§ Task directions:
If a line of the records holds the word "NULL", copy it out.

*** Provided entries Section Begins ***

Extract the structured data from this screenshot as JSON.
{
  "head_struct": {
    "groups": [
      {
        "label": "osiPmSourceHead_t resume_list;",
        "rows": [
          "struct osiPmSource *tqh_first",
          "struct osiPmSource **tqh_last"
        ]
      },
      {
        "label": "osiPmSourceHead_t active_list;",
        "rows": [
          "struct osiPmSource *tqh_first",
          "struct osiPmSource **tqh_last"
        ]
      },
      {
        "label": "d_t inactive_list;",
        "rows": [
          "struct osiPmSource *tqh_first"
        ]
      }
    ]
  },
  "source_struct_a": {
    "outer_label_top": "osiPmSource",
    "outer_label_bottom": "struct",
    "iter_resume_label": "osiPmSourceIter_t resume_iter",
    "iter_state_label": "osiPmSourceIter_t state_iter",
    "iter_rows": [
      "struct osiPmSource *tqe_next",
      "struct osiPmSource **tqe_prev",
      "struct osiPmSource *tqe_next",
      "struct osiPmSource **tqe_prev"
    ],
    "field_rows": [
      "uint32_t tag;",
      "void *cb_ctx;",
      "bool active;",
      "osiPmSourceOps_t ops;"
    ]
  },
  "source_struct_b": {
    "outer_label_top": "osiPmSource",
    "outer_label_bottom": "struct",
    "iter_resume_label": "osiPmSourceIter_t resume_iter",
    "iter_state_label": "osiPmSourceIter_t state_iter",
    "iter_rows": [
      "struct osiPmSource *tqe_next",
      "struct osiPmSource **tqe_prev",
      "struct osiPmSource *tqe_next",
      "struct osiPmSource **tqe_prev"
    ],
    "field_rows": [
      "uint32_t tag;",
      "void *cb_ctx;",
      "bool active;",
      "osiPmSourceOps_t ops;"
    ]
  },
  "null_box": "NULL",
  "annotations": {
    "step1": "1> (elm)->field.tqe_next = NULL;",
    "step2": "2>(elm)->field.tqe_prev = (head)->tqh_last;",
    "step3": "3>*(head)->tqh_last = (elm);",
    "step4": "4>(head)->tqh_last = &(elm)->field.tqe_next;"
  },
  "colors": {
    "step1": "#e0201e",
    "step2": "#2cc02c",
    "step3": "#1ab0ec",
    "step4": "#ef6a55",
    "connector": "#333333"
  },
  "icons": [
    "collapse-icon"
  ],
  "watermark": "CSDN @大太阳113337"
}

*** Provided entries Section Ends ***

§ Output below:
  "null_box": "NULL",
    "step1": "1> (elm)->field.tqe_next = NULL;",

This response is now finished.